» **Dataset records**:
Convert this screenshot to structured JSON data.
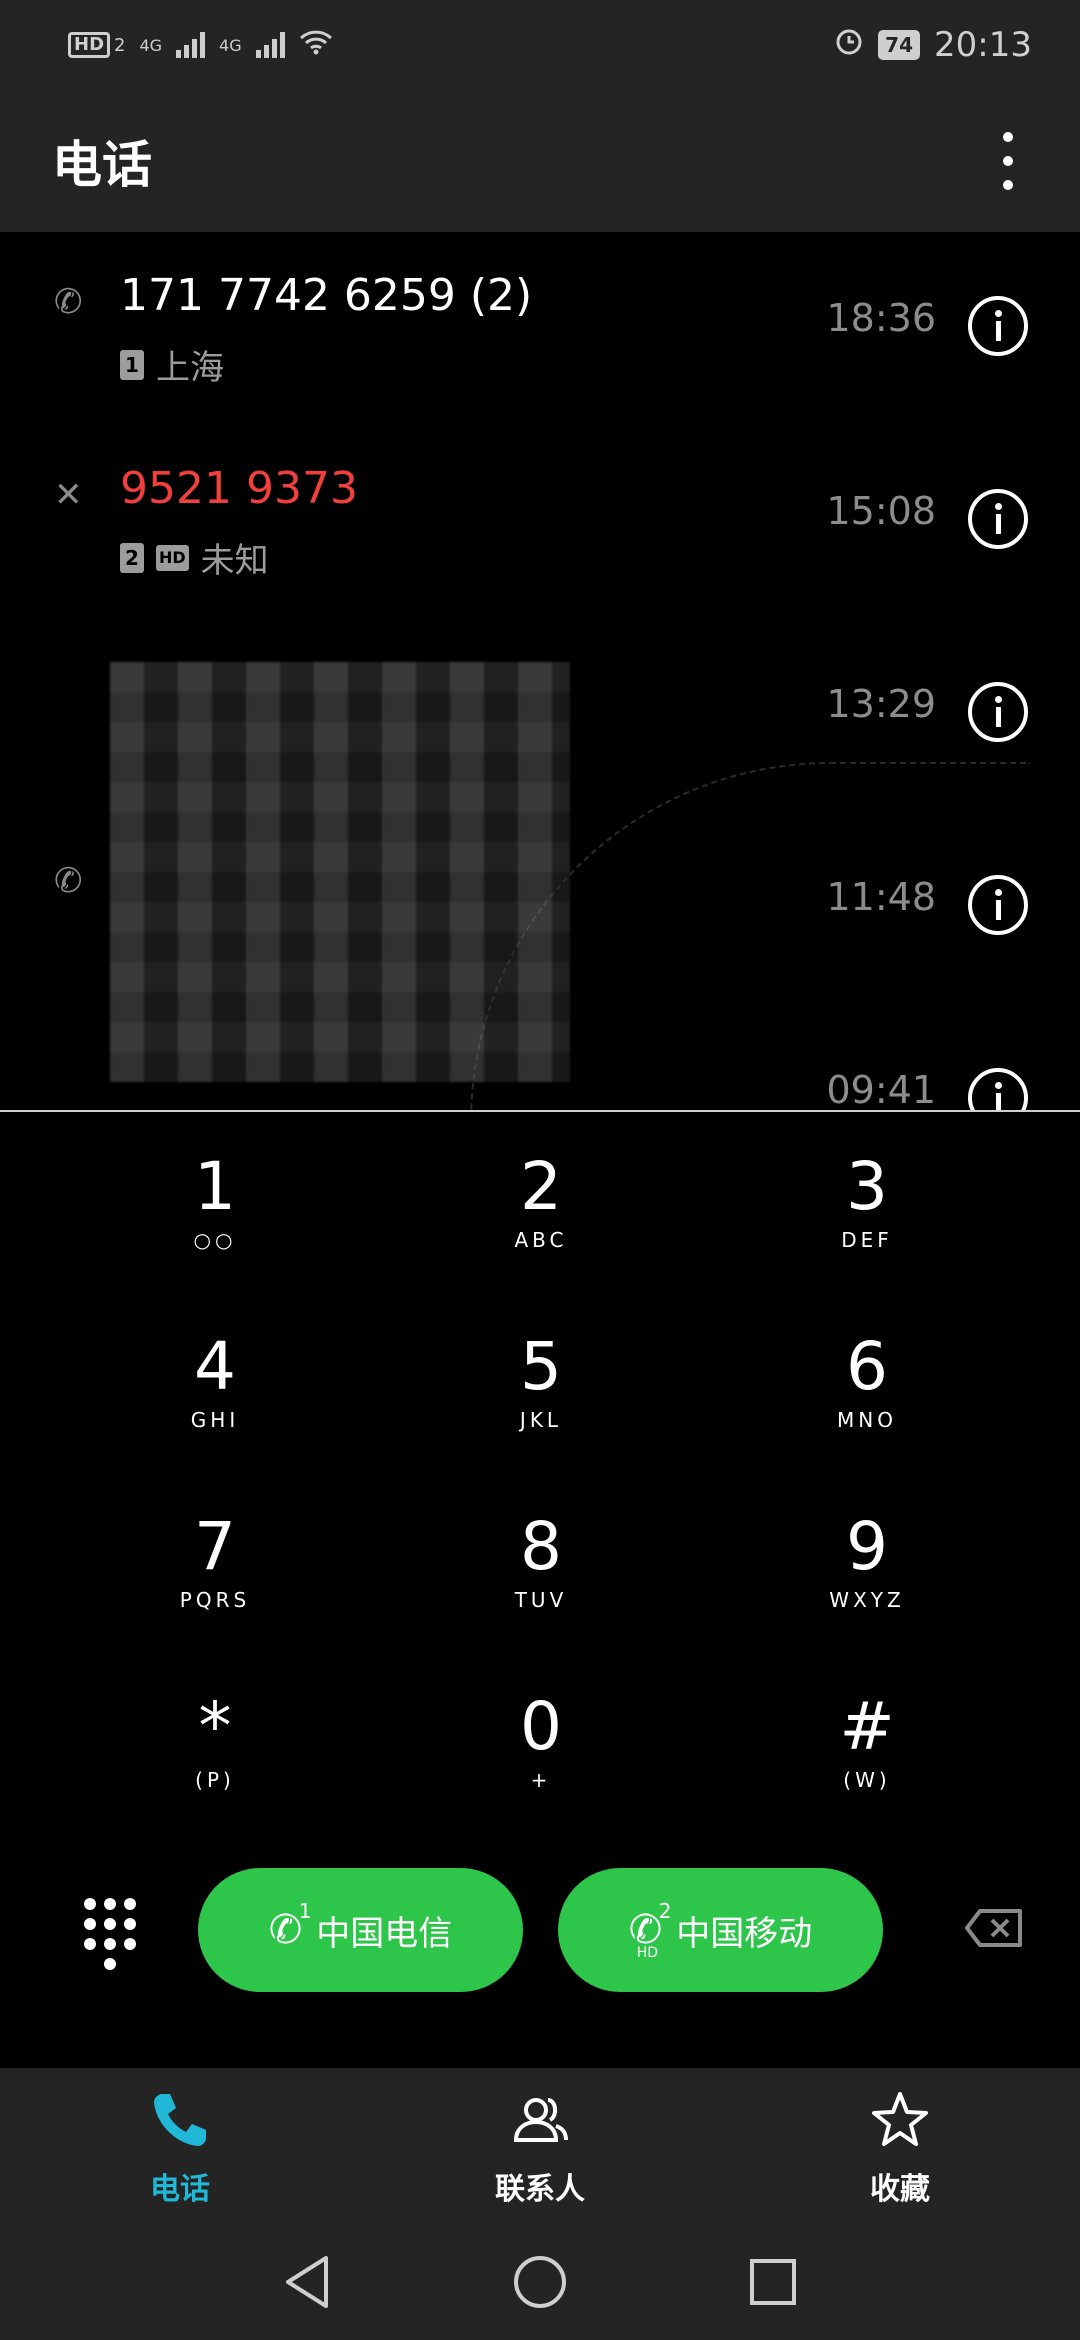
{
  "status_bar": {
    "hd_label": "HD",
    "sim2_label": "2",
    "net1": "4G",
    "net2": "4G",
    "battery": "74",
    "time": "20:13"
  },
  "app_bar": {
    "title": "电话"
  },
  "call_log": [
    {
      "number": "171 7742 6259  (2)",
      "sim": "1",
      "hd": "",
      "location": "上海",
      "time": "18:36",
      "type": "outgoing",
      "color": "#ffffff"
    },
    {
      "number": "9521 9373",
      "sim": "2",
      "hd": "HD",
      "location": "未知",
      "time": "15:08",
      "type": "missed",
      "color": "#f0403c"
    },
    {
      "number": "",
      "sim": "",
      "hd": "",
      "location": "",
      "time": "13:29",
      "type": "outgoing",
      "color": "#ffffff"
    },
    {
      "number": "",
      "sim": "",
      "hd": "",
      "location": "",
      "time": "11:48",
      "type": "outgoing",
      "color": "#ffffff"
    },
    {
      "number": "",
      "sim": "",
      "hd": "",
      "location": "",
      "time": "09:41",
      "type": "outgoing",
      "color": "#ffffff"
    }
  ],
  "dialpad": [
    {
      "digit": "1",
      "letters": "○○"
    },
    {
      "digit": "2",
      "letters": "ABC"
    },
    {
      "digit": "3",
      "letters": "DEF"
    },
    {
      "digit": "4",
      "letters": "GHI"
    },
    {
      "digit": "5",
      "letters": "JKL"
    },
    {
      "digit": "6",
      "letters": "MNO"
    },
    {
      "digit": "7",
      "letters": "PQRS"
    },
    {
      "digit": "8",
      "letters": "TUV"
    },
    {
      "digit": "9",
      "letters": "WXYZ"
    },
    {
      "digit": "*",
      "letters": "(P)"
    },
    {
      "digit": "0",
      "letters": "+"
    },
    {
      "digit": "#",
      "letters": "(W)"
    }
  ],
  "actions": {
    "call_sim1_label": "中国电信",
    "call_sim1_num": "1",
    "call_sim2_label": "中国移动",
    "call_sim2_num": "2",
    "call_sim2_hd": "HD",
    "accent": "#2ec64a"
  },
  "bottom_nav": {
    "phone": "电话",
    "contacts": "联系人",
    "favorites": "收藏",
    "active_color": "#21b8d8"
  }
}
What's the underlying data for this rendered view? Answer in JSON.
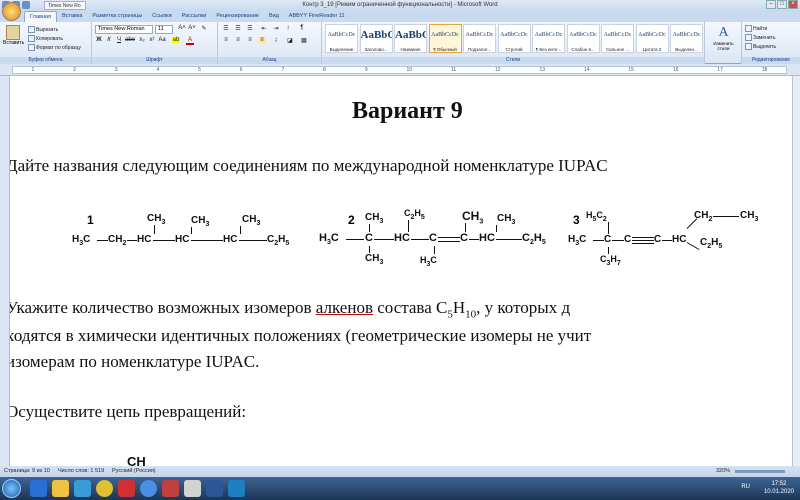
{
  "titlebar": {
    "doc_tab": "Times New Ro",
    "title": "Контр 3_19 [Режим ограниченной функциональности] - Microsoft Word"
  },
  "tabs": [
    "Главная",
    "Вставка",
    "Разметка страницы",
    "Ссылки",
    "Рассылки",
    "Рецензирование",
    "Вид",
    "ABBYY FineReader 11"
  ],
  "ribbon": {
    "paste": "Вставить",
    "cut": "Вырезать",
    "copy": "Копировать",
    "format_painter": "Формат по образцу",
    "font_name": "Times New Roman",
    "font_size": "11",
    "groups": [
      "Буфер обмена",
      "Шрифт",
      "Абзац",
      "Стили",
      "Редактирование"
    ],
    "styles": [
      {
        "sample": "AaBbCcDc",
        "name": "Выделение"
      },
      {
        "sample": "AaBbC",
        "name": "Заголово..."
      },
      {
        "sample": "AaBbC",
        "name": "Название"
      },
      {
        "sample": "AaBbCcDc",
        "name": "¶ Обычный"
      },
      {
        "sample": "AaBbCcDc",
        "name": "Подзагол..."
      },
      {
        "sample": "AaBbCcDc",
        "name": "Строгий"
      },
      {
        "sample": "AaBbCcDc",
        "name": "¶ Без инте..."
      },
      {
        "sample": "AaBbCcDc",
        "name": "Слабое в..."
      },
      {
        "sample": "AaBbCcDc",
        "name": "Сильное ..."
      },
      {
        "sample": "AaBbCcDc",
        "name": "Цитата 2"
      },
      {
        "sample": "AaBbCcDc",
        "name": "Выделен..."
      }
    ],
    "change_styles": "Изменить стили",
    "find": "Найти",
    "replace": "Заменить",
    "select": "Выделить"
  },
  "ruler_numbers": [
    "1",
    "2",
    "3",
    "4",
    "5",
    "6",
    "7",
    "8",
    "9",
    "10",
    "11",
    "12",
    "13",
    "14",
    "15",
    "16",
    "17",
    "18"
  ],
  "document": {
    "heading": "Вариант 9",
    "task1": "Дайте названия следующим соединениям по международной номенклатуре IUPAC",
    "compound_numbers": [
      "1",
      "2",
      "3"
    ],
    "task2_line1_a": "Укажите количество возможных изомеров ",
    "task2_line1_link": "алкенов",
    "task2_line1_b": " состава C",
    "task2_line1_sub1": "5",
    "task2_line1_c": "H",
    "task2_line1_sub2": "10",
    "task2_line1_d": ", у которых д",
    "task2_line2": "ходятся в химически идентичных положениях (геометрические изомеры не учит",
    "task2_line3": "изомерам по номенклатуре IUPAC.",
    "task3": "Осуществите цепь превращений:",
    "bottom_fragment": "CH"
  },
  "status": {
    "page": "Страница: 9 из 10",
    "words": "Число слов: 1 519",
    "lang": "Русский (Россия)",
    "zoom": "320%"
  },
  "taskbar": {
    "time": "17:52",
    "date": "10.01.2020",
    "lang": "RU"
  }
}
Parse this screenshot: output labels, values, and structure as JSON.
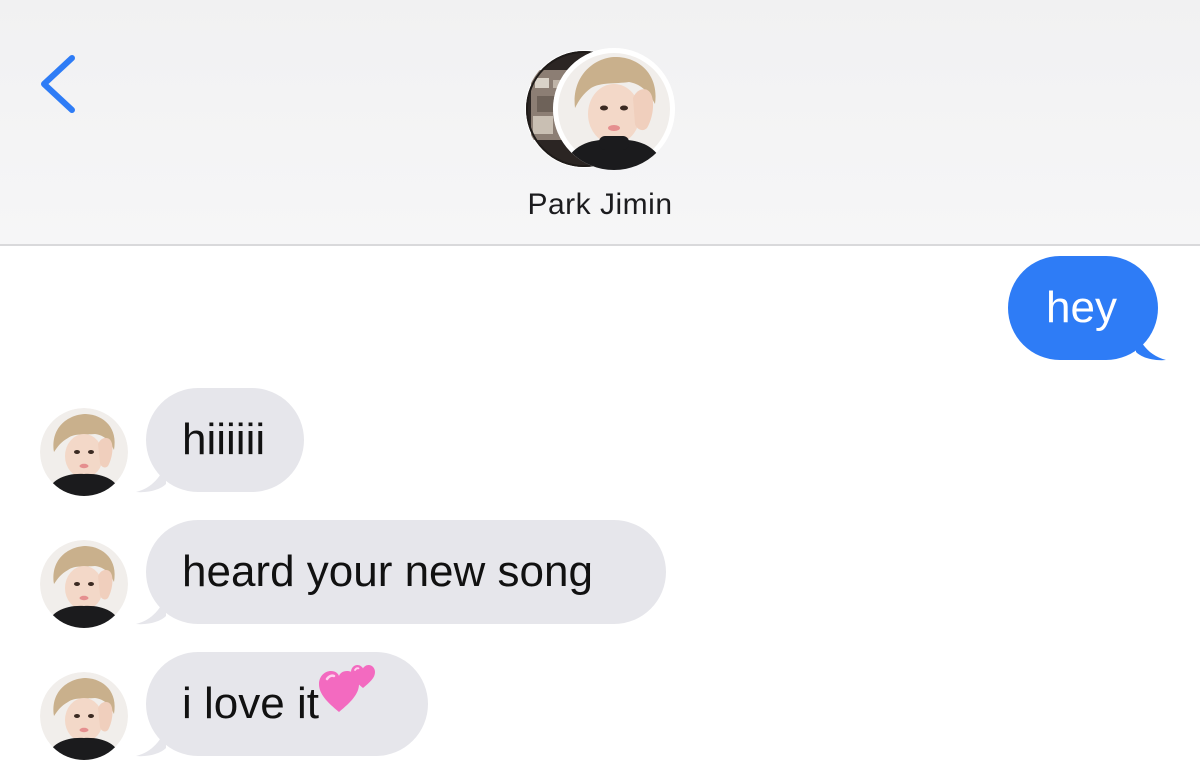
{
  "header": {
    "contact_name": "Park Jimin"
  },
  "icons": {
    "back": "chevron-left-icon",
    "hearts": "two-hearts-emoji"
  },
  "colors": {
    "accent": "#2e7cf6",
    "received_bubble": "#e6e6eb",
    "back_chevron": "#2e7cf6"
  },
  "messages": [
    {
      "direction": "sent",
      "text": "hey"
    },
    {
      "direction": "received",
      "text": "hiiiiii"
    },
    {
      "direction": "received",
      "text": "heard your new song"
    },
    {
      "direction": "received",
      "text": "i love it"
    }
  ]
}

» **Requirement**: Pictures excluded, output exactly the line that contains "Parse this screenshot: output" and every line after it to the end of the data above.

» **Solution to this exercise**:
Parse this screenshot: output labels, values, and structure as JSON.
{
  "header": {
    "contact_name": "Park Jimin"
  },
  "icons": {
    "back": "chevron-left-icon",
    "hearts": "two-hearts-emoji"
  },
  "colors": {
    "accent": "#2e7cf6",
    "received_bubble": "#e6e6eb",
    "back_chevron": "#2e7cf6"
  },
  "messages": [
    {
      "direction": "sent",
      "text": "hey"
    },
    {
      "direction": "received",
      "text": "hiiiiii"
    },
    {
      "direction": "received",
      "text": "heard your new song"
    },
    {
      "direction": "received",
      "text": "i love it"
    }
  ]
}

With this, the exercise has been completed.